AIM OF THE TASK
State how many lines of the entries include the string "data", please, leaving out everything but the number.
════
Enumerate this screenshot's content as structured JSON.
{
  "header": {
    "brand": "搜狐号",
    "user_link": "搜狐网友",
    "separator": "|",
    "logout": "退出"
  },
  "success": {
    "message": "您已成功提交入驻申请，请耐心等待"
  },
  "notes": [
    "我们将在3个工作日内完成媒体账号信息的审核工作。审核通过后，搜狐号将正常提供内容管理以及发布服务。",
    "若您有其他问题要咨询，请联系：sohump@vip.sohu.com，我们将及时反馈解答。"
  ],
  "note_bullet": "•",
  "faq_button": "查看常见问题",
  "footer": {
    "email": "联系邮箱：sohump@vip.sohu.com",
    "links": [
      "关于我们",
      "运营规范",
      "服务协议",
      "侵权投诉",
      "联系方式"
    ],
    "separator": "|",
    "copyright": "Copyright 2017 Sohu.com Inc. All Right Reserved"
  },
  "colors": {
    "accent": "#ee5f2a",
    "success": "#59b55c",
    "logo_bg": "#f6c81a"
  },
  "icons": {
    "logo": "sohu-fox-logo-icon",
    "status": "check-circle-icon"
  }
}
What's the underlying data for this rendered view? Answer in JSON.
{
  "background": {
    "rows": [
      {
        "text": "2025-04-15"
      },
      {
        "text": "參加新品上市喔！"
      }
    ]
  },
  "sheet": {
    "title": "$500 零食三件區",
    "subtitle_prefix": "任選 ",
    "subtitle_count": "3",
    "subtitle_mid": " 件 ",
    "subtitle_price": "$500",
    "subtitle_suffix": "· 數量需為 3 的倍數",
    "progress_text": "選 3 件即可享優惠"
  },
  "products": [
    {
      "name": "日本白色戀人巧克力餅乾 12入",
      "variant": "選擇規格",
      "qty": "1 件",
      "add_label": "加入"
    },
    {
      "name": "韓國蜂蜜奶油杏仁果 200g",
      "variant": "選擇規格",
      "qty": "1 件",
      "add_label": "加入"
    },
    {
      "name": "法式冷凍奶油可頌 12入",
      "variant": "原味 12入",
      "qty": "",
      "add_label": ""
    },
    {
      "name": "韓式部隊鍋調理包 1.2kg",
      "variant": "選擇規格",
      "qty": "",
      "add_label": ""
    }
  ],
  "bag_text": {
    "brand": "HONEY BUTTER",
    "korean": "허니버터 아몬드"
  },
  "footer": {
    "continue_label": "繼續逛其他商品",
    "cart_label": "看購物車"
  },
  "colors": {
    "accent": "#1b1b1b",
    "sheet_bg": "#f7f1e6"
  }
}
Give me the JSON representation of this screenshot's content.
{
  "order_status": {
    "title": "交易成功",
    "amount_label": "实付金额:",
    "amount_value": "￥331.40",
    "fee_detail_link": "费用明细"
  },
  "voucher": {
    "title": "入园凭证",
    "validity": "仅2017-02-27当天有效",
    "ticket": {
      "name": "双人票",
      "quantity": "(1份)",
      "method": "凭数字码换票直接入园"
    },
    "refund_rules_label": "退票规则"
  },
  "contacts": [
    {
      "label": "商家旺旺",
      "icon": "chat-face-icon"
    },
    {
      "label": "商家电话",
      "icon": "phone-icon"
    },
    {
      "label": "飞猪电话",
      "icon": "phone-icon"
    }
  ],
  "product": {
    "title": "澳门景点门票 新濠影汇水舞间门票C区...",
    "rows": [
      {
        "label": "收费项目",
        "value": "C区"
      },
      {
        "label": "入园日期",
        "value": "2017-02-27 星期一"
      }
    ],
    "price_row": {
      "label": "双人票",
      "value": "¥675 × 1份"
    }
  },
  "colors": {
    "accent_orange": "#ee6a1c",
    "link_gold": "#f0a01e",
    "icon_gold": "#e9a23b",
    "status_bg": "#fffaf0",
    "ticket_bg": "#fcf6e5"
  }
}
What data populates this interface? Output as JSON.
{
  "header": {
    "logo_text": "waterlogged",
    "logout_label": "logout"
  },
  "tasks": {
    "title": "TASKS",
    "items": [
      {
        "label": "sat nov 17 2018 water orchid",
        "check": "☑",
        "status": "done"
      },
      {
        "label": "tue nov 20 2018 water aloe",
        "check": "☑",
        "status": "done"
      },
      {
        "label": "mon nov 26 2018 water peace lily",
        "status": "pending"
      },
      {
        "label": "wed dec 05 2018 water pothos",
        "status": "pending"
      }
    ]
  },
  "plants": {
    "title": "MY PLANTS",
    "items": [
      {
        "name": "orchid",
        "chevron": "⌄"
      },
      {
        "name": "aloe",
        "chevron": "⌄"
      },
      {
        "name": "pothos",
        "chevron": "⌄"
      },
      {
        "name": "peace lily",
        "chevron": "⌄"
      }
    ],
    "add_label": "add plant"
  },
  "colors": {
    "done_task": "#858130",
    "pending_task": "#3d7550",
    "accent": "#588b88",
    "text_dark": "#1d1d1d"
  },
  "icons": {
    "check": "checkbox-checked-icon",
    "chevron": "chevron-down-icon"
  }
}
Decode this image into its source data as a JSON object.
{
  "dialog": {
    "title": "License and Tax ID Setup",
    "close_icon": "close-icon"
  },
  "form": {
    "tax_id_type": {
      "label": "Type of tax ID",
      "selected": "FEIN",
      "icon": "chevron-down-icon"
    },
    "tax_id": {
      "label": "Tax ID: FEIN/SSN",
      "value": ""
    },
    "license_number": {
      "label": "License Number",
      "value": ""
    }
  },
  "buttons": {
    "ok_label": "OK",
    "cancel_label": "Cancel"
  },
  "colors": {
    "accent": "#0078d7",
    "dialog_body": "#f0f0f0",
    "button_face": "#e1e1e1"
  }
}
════
COMPLETED EXERCISE
3